## Try it:
Below are the records; copy each line in which "this" occurs.

## Provided records:

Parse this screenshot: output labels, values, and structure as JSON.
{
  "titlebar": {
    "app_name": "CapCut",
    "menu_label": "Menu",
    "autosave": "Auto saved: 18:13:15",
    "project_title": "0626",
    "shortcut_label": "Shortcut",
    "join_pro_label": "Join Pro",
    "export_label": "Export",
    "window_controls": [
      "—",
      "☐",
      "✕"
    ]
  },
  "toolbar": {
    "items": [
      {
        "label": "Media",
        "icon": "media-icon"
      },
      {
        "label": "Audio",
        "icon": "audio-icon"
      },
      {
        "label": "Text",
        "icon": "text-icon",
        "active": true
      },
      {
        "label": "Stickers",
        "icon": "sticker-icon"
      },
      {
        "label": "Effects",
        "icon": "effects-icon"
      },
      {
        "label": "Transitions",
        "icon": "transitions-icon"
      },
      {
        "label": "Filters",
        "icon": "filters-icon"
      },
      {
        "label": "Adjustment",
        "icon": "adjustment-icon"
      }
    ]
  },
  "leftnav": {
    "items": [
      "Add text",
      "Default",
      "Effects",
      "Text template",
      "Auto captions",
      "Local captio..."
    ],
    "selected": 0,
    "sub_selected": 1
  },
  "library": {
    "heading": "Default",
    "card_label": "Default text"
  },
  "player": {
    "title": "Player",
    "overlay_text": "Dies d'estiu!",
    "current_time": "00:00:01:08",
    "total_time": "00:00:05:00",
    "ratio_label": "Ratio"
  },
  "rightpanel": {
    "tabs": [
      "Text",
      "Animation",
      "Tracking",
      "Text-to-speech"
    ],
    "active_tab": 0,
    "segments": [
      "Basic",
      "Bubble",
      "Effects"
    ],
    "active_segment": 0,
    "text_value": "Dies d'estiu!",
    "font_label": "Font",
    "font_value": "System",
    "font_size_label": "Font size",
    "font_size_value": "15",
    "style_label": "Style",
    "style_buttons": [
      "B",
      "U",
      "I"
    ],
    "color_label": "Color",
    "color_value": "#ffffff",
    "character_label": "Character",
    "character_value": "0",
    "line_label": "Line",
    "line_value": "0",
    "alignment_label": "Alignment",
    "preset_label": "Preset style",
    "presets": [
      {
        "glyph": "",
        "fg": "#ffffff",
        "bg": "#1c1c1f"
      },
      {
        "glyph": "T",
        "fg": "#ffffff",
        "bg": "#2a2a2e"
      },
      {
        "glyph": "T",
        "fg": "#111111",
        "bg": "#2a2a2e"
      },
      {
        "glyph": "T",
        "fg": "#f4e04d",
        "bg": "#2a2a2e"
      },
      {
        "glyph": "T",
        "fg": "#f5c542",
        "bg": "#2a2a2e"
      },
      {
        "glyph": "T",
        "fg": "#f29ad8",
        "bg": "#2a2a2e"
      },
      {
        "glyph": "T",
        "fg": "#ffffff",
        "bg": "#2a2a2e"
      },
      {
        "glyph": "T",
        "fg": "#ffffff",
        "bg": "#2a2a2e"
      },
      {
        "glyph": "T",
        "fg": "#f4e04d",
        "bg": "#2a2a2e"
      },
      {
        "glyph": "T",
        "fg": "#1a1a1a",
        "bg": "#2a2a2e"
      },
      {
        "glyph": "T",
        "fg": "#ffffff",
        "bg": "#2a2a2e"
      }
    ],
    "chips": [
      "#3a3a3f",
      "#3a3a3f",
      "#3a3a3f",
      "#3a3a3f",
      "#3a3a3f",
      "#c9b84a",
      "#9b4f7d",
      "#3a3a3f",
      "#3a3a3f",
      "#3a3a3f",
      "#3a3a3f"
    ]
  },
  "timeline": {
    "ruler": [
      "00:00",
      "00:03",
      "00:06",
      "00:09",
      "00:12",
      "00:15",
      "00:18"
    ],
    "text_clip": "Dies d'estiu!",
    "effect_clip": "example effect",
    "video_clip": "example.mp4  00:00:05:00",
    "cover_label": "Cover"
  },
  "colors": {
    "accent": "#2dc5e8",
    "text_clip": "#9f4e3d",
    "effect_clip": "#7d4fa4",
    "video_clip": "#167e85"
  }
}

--

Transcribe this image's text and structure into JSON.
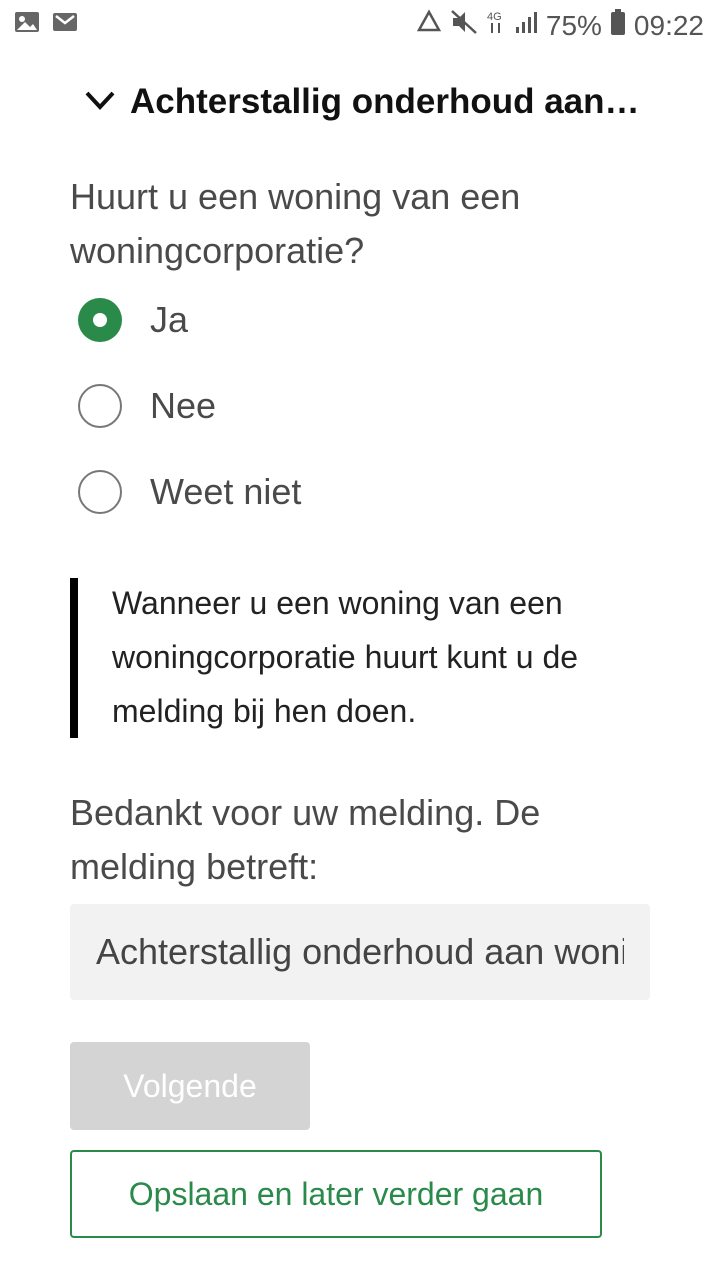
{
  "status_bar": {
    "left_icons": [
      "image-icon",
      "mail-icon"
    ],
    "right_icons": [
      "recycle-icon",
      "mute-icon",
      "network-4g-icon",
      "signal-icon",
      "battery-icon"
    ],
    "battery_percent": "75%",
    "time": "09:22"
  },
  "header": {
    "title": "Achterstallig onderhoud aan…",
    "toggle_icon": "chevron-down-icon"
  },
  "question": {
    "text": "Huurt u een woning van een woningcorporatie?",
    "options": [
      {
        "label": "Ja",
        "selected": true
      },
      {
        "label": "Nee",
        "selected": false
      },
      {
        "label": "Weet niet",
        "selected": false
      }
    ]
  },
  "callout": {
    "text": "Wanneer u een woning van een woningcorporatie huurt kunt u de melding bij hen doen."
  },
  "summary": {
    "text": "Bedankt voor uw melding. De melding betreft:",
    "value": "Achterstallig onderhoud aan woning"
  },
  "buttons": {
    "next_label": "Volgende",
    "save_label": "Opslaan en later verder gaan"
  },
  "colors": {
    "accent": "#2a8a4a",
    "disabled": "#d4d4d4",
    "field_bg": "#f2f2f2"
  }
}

## Answer to the problem:
Parse this screenshot: output labels, values, and structure as JSON.
Transcribe this image's text and structure into JSON.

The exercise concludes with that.